Awarding of GenSan airport land to B’laan family questioned

GENERAL SANTOS CITY (MindaNews/29 June) — The management of the airport here has declared they would question in court the decision of the National Commission on Indigenous Peoples (NCIP) awarding 87 hectares of the 599-hectare property to ancestral land claimants belonging to the B’laan tribe.

Nathaniel Y. Nazareno, Civil Aviation Authority of the Philippines local chief, described as anomalous NCIP’s decision awarding Certificate of Ancestral Land Title to the Bansalao-Banisil family of the B’laan tribe.

“I have already submitted to our national office (documents) for the filing of a case questioning NCIP’s decision. We would like to seek a TRO (temporary restraining order),” Nazareno told MindaNews inside the sprawling airport.

In a letter dated May 21, a copy of which was obtained by MindaNews, Jeanne Anne M. Zolio, NCIP regional director, formally informed Nazareno’s office of the awarding of CALT located in Sitio Uhaw, Barangay Fatima.

Zoilo could not be contacted at her office on Tuesday but Macapantao R. Manamba, NCIP regional administrative officer, urged the airport management to lodge a complaint before the commission en banc if they think the process was anomalous.

Nazareno noted that the airport area is covered by Presidential Proclamation 219 issued on July 13, 1993.
Unless a new presidential proclamation is issued, PP 219 remains the legal instrument covering the original area, he asserted.

“NCIP is a subordinate office of the Office of the President and as such, it has no power to supersede PP 219 unless it is amended by another presidential proclamation,” he argued.

The airport official said he personally does not object to the tribe’s ancestral domain claim but that it should not have been processed at all because the area is already covered by a presidential proclamation recognizing it as an international airport reservation.

He further argued that awarding the area to a claimant requires a congressional act that would reclassify it as alienable and disposal lands for the formal issuance of an original certificate of title from the Registry of Deeds.

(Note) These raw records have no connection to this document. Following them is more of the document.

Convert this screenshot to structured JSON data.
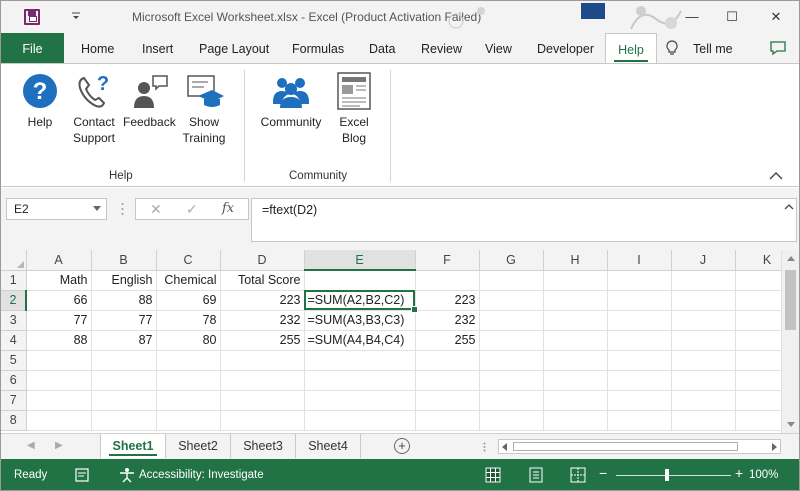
{
  "window": {
    "title": "Microsoft Excel Worksheet.xlsx  -  Excel (Product Activation Failed)",
    "minimize": "—",
    "restore": "☐",
    "close": "✕"
  },
  "tabs": [
    {
      "label": "File"
    },
    {
      "label": "Home"
    },
    {
      "label": "Insert"
    },
    {
      "label": "Page Layout"
    },
    {
      "label": "Formulas"
    },
    {
      "label": "Data"
    },
    {
      "label": "Review"
    },
    {
      "label": "View"
    },
    {
      "label": "Developer"
    },
    {
      "label": "Help"
    }
  ],
  "tell_me": "Tell me",
  "ribbon": {
    "help_group": {
      "label": "Help",
      "buttons": [
        {
          "label": "Help",
          "icon": "help-question-icon"
        },
        {
          "label": "Contact Support",
          "icon": "phone-question-icon"
        },
        {
          "label": "Feedback",
          "icon": "feedback-person-icon"
        },
        {
          "label": "Show Training",
          "icon": "training-cap-icon"
        }
      ]
    },
    "community_group": {
      "label": "Community",
      "buttons": [
        {
          "label": "Community",
          "icon": "people-group-icon"
        },
        {
          "label": "Excel Blog",
          "icon": "blog-page-icon"
        }
      ]
    }
  },
  "formula_bar": {
    "name_box": "E2",
    "cancel": "✕",
    "enter": "✓",
    "fx": "fx",
    "formula": "=ftext(D2)"
  },
  "grid": {
    "columns": [
      "A",
      "B",
      "C",
      "D",
      "E",
      "F",
      "G",
      "H",
      "I",
      "J",
      "K"
    ],
    "rows": [
      {
        "num": "1",
        "cells": [
          "Math",
          "English",
          "Chemical",
          "Total Score",
          "",
          "",
          "",
          "",
          "",
          "",
          ""
        ]
      },
      {
        "num": "2",
        "cells": [
          "66",
          "88",
          "69",
          "223",
          "=SUM(A2,B2,C2)",
          "223",
          "",
          "",
          "",
          "",
          ""
        ]
      },
      {
        "num": "3",
        "cells": [
          "77",
          "77",
          "78",
          "232",
          "=SUM(A3,B3,C3)",
          "232",
          "",
          "",
          "",
          "",
          ""
        ]
      },
      {
        "num": "4",
        "cells": [
          "88",
          "87",
          "80",
          "255",
          "=SUM(A4,B4,C4)",
          "255",
          "",
          "",
          "",
          "",
          ""
        ]
      },
      {
        "num": "5",
        "cells": [
          "",
          "",
          "",
          "",
          "",
          "",
          "",
          "",
          "",
          "",
          ""
        ]
      },
      {
        "num": "6",
        "cells": [
          "",
          "",
          "",
          "",
          "",
          "",
          "",
          "",
          "",
          "",
          ""
        ]
      },
      {
        "num": "7",
        "cells": [
          "",
          "",
          "",
          "",
          "",
          "",
          "",
          "",
          "",
          "",
          ""
        ]
      },
      {
        "num": "8",
        "cells": [
          "",
          "",
          "",
          "",
          "",
          "",
          "",
          "",
          "",
          "",
          ""
        ]
      }
    ],
    "active_cell": "E2"
  },
  "sheets": [
    {
      "label": "Sheet1",
      "active": true
    },
    {
      "label": "Sheet2"
    },
    {
      "label": "Sheet3"
    },
    {
      "label": "Sheet4"
    }
  ],
  "add_sheet": "+",
  "status": {
    "ready": "Ready",
    "accessibility": "Accessibility: Investigate",
    "zoom_minus": "−",
    "zoom_plus": "+",
    "zoom": "100%"
  },
  "colors": {
    "accent": "#217346",
    "help_icon": "#1f6fbf"
  }
}
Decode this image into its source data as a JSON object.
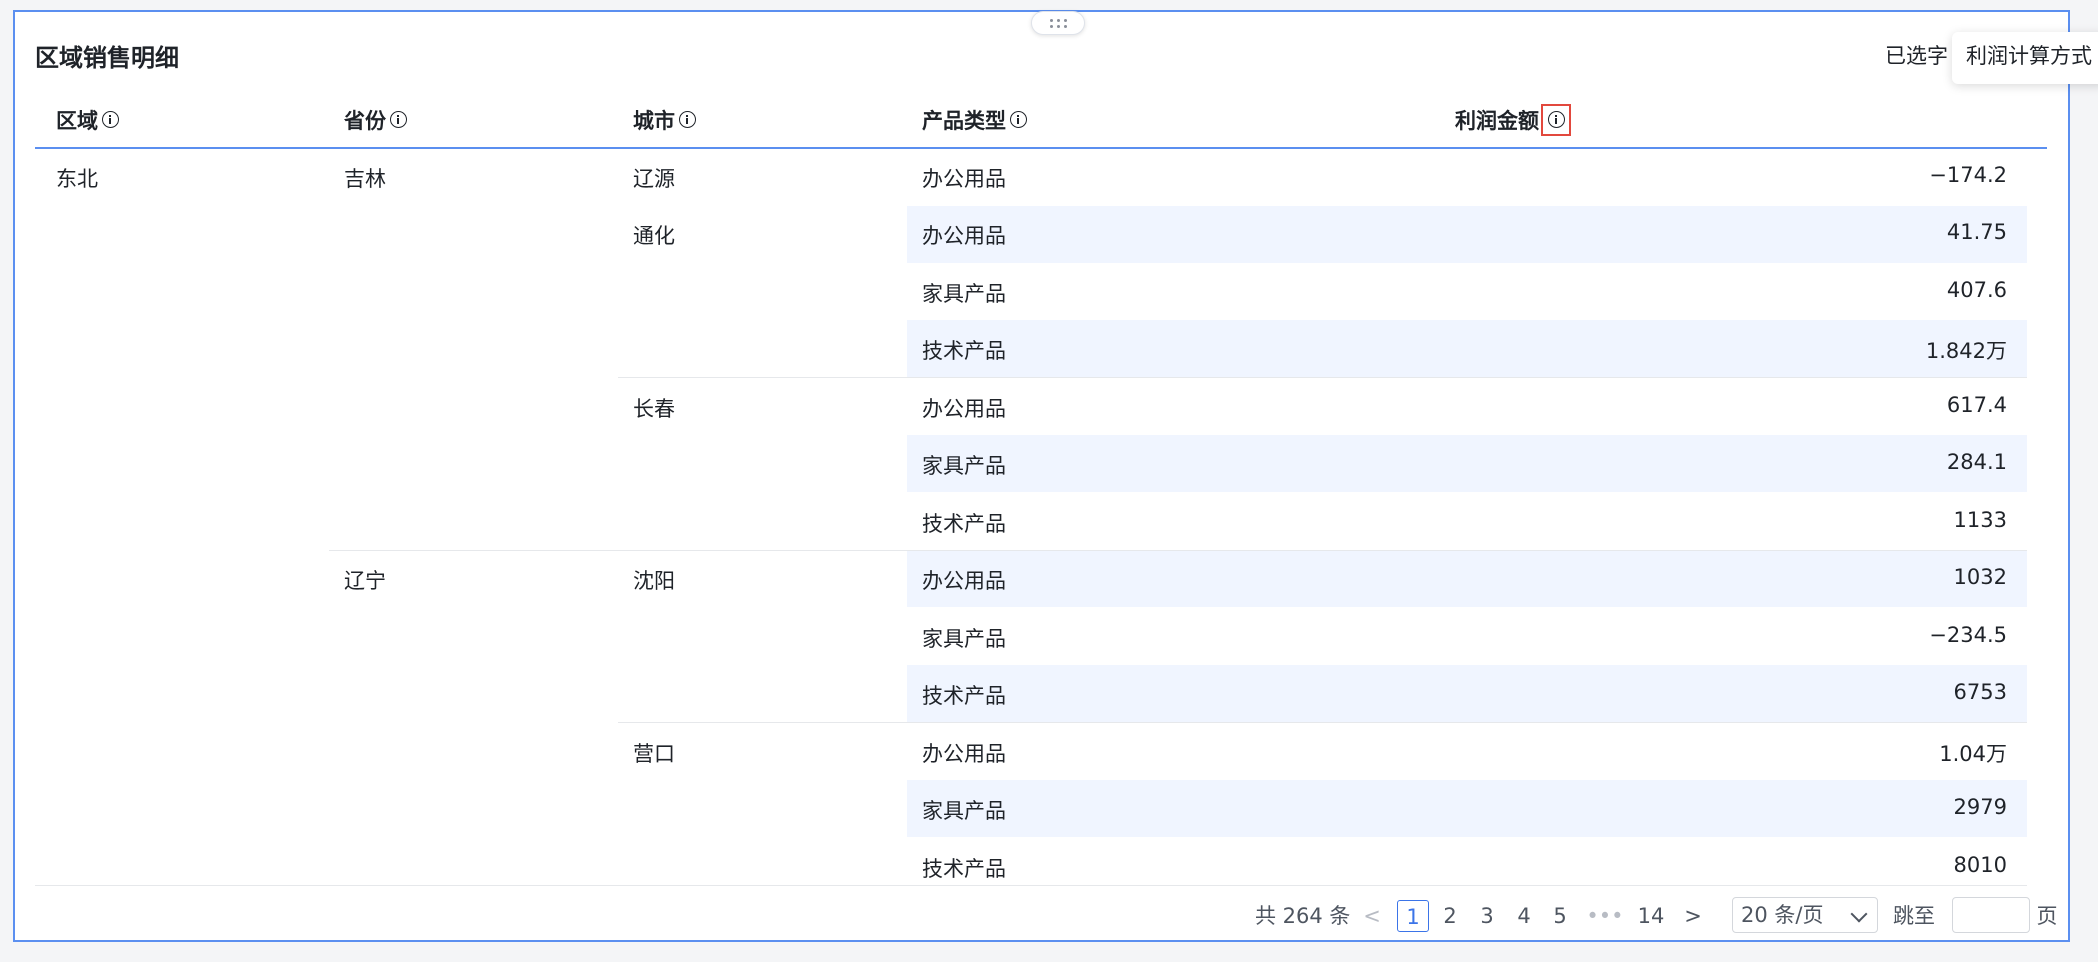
{
  "title": "区域销售明细",
  "selected_text": "已选字",
  "tooltip": "利润计算方式",
  "columns": [
    "区域",
    "省份",
    "城市",
    "产品类型",
    "利润金额"
  ],
  "region": "东北",
  "provinces": [
    "吉林",
    "辽宁"
  ],
  "cities": [
    "辽源",
    "通化",
    "长春",
    "沈阳",
    "营口"
  ],
  "rows": [
    {
      "type": "办公用品",
      "value": "−174.2"
    },
    {
      "type": "办公用品",
      "value": "41.75"
    },
    {
      "type": "家具产品",
      "value": "407.6"
    },
    {
      "type": "技术产品",
      "value": "1.842万"
    },
    {
      "type": "办公用品",
      "value": "617.4"
    },
    {
      "type": "家具产品",
      "value": "284.1"
    },
    {
      "type": "技术产品",
      "value": "1133"
    },
    {
      "type": "办公用品",
      "value": "1032"
    },
    {
      "type": "家具产品",
      "value": "−234.5"
    },
    {
      "type": "技术产品",
      "value": "6753"
    },
    {
      "type": "办公用品",
      "value": "1.04万"
    },
    {
      "type": "家具产品",
      "value": "2979"
    },
    {
      "type": "技术产品",
      "value": "8010"
    }
  ],
  "pagination": {
    "total": "共 264 条",
    "prev": "<",
    "pages": [
      "1",
      "2",
      "3",
      "4",
      "5"
    ],
    "ellipsis": "•••",
    "last": "14",
    "next": ">",
    "page_size": "20 条/页",
    "jump_label": "跳至",
    "page_unit": "页",
    "current": "1"
  }
}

But Nazareno assured the NCIP’s decision would not affect airport operations.

The airport is crucial to the economic growth of the city, the gateway to the provinces of South Cotabato, Sultan Kudarat and Sarangani.

It enables fresh tuna harvests unloaded in the city, dubbed the “Tuna Capital of the Philippines,” to reach other parts of the globe daily.

Flights in and out of the city to Manila have recently increased to six times daily.

The airport opened on July 6, 1996, with the construction mostly funded by the United States Agency for International Development.

It has a runway measuring 3,221 by 45 meters which can handle wide-bodied jets.

The awarded area virtually straddles the front portion of the city airport, which is currently idle but can be utilized for airport expansion projects in the future, Nazareno said.

He added the runway and the passenger terminal are not covered by the area awarded to the claimants through CALT No. R12-GSC-0110-000250 issued last January 28. (MindaNews)